▶ Assignment: The data should be printed in full, character for character.

-*-

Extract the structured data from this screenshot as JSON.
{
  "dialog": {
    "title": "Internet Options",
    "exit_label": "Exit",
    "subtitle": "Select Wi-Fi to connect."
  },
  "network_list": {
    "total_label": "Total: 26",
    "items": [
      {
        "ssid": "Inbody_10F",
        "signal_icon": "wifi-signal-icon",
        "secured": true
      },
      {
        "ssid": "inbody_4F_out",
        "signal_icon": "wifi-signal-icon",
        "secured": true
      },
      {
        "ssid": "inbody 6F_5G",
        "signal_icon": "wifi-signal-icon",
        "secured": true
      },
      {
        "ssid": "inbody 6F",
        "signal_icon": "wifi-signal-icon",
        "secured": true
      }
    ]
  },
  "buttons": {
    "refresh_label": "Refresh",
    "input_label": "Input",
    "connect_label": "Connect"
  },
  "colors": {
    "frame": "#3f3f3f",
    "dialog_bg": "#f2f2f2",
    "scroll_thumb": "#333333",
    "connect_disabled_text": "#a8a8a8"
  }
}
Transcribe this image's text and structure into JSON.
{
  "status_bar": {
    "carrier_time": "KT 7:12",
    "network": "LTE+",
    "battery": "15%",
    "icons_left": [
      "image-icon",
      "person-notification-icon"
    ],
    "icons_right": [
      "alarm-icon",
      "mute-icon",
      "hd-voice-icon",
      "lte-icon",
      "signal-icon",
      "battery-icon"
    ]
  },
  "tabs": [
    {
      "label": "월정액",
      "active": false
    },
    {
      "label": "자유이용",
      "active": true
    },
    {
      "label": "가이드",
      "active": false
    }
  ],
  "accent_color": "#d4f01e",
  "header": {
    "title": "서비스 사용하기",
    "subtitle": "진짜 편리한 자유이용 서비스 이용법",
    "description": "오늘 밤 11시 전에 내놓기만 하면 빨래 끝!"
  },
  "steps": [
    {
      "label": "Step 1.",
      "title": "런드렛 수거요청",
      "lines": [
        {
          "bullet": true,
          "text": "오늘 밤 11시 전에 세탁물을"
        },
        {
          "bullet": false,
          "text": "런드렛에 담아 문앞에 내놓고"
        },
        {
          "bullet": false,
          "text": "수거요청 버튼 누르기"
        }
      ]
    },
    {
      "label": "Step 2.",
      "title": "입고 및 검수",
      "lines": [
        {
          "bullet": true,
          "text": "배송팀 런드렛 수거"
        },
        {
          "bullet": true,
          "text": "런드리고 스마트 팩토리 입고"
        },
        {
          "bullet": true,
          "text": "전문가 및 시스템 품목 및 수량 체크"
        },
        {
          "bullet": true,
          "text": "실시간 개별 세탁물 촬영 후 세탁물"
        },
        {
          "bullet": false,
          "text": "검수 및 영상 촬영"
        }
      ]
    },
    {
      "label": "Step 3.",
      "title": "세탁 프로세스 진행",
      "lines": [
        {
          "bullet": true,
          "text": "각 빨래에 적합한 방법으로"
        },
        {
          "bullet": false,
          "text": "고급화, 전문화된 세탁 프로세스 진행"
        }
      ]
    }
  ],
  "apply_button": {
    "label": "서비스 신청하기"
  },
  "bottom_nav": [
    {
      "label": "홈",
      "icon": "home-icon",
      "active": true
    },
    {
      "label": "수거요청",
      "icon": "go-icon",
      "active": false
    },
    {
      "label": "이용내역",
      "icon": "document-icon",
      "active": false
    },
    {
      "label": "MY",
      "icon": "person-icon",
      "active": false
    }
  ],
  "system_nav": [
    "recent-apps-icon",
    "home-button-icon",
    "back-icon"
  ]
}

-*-

▶ Response for this exercise:
Extract the structured data from this screenshot as JSON.
{
  "dialog": {
    "title": "Internet Options",
    "exit_label": "Exit",
    "subtitle": "Select Wi-Fi to connect."
  },
  "network_list": {
    "total_label": "Total: 26",
    "items": [
      {
        "ssid": "Inbody_10F",
        "signal_icon": "wifi-signal-icon",
        "secured": true
      },
      {
        "ssid": "inbody_4F_out",
        "signal_icon": "wifi-signal-icon",
        "secured": true
      },
      {
        "ssid": "inbody 6F_5G",
        "signal_icon": "wifi-signal-icon",
        "secured": true
      },
      {
        "ssid": "inbody 6F",
        "signal_icon": "wifi-signal-icon",
        "secured": true
      }
    ]
  },
  "buttons": {
    "refresh_label": "Refresh",
    "input_label": "Input",
    "connect_label": "Connect"
  },
  "colors": {
    "frame": "#3f3f3f",
    "dialog_bg": "#f2f2f2",
    "scroll_thumb": "#333333",
    "connect_disabled_text": "#a8a8a8"
  }
}
Transcribe this image's text and structure into JSON.
{
  "status_bar": {
    "carrier_time": "KT 7:12",
    "network": "LTE+",
    "battery": "15%",
    "icons_left": [
      "image-icon",
      "person-notification-icon"
    ],
    "icons_right": [
      "alarm-icon",
      "mute-icon",
      "hd-voice-icon",
      "lte-icon",
      "signal-icon",
      "battery-icon"
    ]
  },
  "tabs": [
    {
      "label": "월정액",
      "active": false
    },
    {
      "label": "자유이용",
      "active": true
    },
    {
      "label": "가이드",
      "active": false
    }
  ],
  "accent_color": "#d4f01e",
  "header": {
    "title": "서비스 사용하기",
    "subtitle": "진짜 편리한 자유이용 서비스 이용법",
    "description": "오늘 밤 11시 전에 내놓기만 하면 빨래 끝!"
  },
  "steps": [
    {
      "label": "Step 1.",
      "title": "런드렛 수거요청",
      "lines": [
        {
          "bullet": true,
          "text": "오늘 밤 11시 전에 세탁물을"
        },
        {
          "bullet": false,
          "text": "런드렛에 담아 문앞에 내놓고"
        },
        {
          "bullet": false,
          "text": "수거요청 버튼 누르기"
        }
      ]
    },
    {
      "label": "Step 2.",
      "title": "입고 및 검수",
      "lines": [
        {
          "bullet": true,
          "text": "배송팀 런드렛 수거"
        },
        {
          "bullet": true,
          "text": "런드리고 스마트 팩토리 입고"
        },
        {
          "bullet": true,
          "text": "전문가 및 시스템 품목 및 수량 체크"
        },
        {
          "bullet": true,
          "text": "실시간 개별 세탁물 촬영 후 세탁물"
        },
        {
          "bullet": false,
          "text": "검수 및 영상 촬영"
        }
      ]
    },
    {
      "label": "Step 3.",
      "title": "세탁 프로세스 진행",
      "lines": [
        {
          "bullet": true,
          "text": "각 빨래에 적합한 방법으로"
        },
        {
          "bullet": false,
          "text": "고급화, 전문화된 세탁 프로세스 진행"
        }
      ]
    }
  ],
  "apply_button": {
    "label": "서비스 신청하기"
  },
  "bottom_nav": [
    {
      "label": "홈",
      "icon": "home-icon",
      "active": true
    },
    {
      "label": "수거요청",
      "icon": "go-icon",
      "active": false
    },
    {
      "label": "이용내역",
      "icon": "document-icon",
      "active": false
    },
    {
      "label": "MY",
      "icon": "person-icon",
      "active": false
    }
  ],
  "system_nav": [
    "recent-apps-icon",
    "home-button-icon",
    "back-icon"
  ]
}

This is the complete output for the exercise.